» **Assignment**
In the records, find each line where "pozadí" occurs, and copy it.

Start of Input data

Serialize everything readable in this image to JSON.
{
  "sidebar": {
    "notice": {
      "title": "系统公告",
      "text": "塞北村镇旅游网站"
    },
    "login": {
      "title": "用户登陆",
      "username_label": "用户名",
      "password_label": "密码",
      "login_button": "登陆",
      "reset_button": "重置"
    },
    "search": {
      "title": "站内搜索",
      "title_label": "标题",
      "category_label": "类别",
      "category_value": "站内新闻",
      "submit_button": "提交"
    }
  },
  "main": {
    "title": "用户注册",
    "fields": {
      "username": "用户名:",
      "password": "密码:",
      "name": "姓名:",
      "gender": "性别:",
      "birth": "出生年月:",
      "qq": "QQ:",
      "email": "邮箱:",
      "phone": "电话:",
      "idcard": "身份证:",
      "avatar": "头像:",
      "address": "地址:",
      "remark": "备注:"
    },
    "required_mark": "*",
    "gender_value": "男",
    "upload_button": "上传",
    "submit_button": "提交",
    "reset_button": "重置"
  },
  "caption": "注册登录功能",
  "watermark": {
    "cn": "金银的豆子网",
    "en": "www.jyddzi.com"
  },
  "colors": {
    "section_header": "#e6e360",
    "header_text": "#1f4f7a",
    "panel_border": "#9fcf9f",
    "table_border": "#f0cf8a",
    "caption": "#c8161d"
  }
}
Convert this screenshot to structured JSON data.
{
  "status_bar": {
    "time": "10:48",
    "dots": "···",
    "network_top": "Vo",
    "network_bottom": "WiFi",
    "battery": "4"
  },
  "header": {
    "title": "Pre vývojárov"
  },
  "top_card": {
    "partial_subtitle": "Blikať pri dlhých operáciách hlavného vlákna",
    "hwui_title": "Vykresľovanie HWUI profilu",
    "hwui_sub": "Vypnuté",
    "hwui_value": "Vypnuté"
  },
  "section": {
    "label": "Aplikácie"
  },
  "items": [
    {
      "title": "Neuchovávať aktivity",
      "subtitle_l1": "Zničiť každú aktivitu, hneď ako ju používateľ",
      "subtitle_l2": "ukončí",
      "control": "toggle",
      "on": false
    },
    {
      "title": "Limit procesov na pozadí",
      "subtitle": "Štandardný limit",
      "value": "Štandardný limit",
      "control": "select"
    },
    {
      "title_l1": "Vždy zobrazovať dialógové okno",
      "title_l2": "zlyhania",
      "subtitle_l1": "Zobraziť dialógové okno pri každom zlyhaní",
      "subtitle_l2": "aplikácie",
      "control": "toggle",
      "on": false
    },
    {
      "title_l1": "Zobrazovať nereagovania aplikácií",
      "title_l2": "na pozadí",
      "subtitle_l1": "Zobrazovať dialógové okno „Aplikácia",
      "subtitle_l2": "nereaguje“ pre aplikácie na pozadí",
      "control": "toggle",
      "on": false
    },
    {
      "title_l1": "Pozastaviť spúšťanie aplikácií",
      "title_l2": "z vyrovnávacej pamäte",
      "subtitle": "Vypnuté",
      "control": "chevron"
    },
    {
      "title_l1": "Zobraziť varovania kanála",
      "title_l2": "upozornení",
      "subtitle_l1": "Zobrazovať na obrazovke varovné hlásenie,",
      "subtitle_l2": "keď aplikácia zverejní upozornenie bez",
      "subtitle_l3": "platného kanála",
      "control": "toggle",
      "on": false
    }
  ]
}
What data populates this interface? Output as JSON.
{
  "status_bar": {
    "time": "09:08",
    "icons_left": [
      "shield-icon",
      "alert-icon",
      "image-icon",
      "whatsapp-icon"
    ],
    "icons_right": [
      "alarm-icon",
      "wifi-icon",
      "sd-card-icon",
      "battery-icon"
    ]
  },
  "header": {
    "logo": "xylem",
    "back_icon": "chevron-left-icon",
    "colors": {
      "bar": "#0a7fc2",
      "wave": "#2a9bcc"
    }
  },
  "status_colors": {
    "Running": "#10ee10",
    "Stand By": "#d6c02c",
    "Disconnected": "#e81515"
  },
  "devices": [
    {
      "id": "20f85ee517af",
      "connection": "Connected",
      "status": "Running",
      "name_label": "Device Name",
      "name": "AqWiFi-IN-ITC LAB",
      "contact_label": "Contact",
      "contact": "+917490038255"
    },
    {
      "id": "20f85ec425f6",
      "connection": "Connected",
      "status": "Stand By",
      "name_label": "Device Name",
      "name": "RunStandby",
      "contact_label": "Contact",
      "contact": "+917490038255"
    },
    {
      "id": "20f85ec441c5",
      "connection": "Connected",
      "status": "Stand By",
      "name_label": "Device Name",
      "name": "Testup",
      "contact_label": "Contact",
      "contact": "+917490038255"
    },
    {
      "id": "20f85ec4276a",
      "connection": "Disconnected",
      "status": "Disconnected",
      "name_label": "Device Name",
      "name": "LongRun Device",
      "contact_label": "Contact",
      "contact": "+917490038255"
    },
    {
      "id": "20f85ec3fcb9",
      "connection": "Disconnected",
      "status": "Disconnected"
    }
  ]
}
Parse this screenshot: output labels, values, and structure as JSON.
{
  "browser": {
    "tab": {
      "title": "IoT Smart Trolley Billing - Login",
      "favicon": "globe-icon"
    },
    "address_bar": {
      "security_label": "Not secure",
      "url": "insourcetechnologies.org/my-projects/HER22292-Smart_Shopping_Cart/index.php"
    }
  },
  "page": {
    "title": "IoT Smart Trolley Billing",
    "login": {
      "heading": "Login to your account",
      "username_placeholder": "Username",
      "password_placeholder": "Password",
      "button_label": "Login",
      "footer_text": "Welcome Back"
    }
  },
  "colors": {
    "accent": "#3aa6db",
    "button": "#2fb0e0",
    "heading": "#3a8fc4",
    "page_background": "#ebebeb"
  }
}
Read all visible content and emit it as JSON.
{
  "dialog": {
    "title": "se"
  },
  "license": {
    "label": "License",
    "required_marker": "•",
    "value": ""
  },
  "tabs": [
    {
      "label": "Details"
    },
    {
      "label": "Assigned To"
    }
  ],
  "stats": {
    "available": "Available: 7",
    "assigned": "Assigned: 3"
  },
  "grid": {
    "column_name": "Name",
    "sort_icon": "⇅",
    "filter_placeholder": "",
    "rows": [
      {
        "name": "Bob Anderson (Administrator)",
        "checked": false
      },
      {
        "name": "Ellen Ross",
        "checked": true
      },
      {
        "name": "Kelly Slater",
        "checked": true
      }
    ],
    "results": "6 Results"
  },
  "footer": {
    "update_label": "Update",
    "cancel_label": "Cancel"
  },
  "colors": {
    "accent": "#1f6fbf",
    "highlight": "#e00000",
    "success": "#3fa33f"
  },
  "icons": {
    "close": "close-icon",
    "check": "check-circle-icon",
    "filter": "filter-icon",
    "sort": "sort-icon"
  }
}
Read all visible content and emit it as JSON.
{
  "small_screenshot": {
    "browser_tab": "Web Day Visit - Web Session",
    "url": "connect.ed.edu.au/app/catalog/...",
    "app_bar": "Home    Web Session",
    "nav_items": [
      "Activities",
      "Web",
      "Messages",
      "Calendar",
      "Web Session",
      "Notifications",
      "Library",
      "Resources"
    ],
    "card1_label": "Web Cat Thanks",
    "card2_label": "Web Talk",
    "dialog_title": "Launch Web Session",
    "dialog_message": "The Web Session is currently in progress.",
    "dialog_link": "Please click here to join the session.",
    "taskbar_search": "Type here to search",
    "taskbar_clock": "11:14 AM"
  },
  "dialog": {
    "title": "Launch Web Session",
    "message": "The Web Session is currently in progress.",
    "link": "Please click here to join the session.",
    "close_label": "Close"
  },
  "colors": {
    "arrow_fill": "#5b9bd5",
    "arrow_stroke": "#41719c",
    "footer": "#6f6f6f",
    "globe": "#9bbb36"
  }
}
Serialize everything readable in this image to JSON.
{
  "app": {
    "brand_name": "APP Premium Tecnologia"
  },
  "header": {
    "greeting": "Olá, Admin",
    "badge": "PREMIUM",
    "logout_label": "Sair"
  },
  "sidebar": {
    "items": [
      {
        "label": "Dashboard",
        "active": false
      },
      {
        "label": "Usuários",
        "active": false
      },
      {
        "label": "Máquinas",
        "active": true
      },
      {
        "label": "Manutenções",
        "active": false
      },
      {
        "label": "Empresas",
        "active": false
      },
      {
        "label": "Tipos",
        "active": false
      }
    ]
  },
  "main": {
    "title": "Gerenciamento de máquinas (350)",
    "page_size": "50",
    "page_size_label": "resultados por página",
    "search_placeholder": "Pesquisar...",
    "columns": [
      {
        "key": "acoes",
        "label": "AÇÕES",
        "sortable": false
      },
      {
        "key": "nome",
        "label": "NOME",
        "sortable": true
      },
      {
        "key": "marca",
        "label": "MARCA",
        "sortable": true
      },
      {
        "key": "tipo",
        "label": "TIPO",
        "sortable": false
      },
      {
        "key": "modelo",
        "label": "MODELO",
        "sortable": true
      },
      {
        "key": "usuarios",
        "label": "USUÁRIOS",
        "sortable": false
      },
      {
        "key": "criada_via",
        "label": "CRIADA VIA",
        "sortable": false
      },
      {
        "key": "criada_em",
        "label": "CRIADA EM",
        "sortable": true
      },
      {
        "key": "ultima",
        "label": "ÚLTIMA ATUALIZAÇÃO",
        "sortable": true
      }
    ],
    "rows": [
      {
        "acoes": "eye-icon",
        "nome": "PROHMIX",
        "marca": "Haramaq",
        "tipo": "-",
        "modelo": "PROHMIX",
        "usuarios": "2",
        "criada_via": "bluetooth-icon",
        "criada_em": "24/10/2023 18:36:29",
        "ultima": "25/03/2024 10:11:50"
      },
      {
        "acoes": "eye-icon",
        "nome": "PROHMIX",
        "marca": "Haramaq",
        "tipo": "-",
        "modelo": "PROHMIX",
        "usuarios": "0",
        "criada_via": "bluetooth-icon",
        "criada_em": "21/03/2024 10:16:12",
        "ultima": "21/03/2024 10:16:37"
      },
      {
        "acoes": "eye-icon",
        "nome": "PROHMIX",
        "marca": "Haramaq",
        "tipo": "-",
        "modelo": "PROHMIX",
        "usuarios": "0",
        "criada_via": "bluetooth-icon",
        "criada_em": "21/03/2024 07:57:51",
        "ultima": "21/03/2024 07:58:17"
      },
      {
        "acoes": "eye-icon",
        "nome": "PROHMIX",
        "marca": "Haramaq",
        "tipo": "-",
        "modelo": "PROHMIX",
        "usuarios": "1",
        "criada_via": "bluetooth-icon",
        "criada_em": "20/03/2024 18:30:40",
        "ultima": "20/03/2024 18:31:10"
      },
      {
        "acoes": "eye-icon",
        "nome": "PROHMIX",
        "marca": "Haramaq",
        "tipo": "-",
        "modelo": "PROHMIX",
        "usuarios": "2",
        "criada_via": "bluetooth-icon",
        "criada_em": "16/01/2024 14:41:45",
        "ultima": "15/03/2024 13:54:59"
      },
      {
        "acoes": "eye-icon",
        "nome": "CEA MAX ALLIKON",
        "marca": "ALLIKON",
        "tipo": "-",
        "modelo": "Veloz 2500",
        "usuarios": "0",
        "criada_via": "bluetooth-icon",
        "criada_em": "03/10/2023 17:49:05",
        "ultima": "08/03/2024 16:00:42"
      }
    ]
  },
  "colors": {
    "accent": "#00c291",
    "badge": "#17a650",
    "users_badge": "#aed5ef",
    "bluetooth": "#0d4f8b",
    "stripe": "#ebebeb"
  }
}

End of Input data

» **Exercise solution**
      "title": "Limit procesov na pozadí",
      "title_l2": "na pozadí",
      "subtitle_l2": "nereaguje“ pre aplikácie na pozadí",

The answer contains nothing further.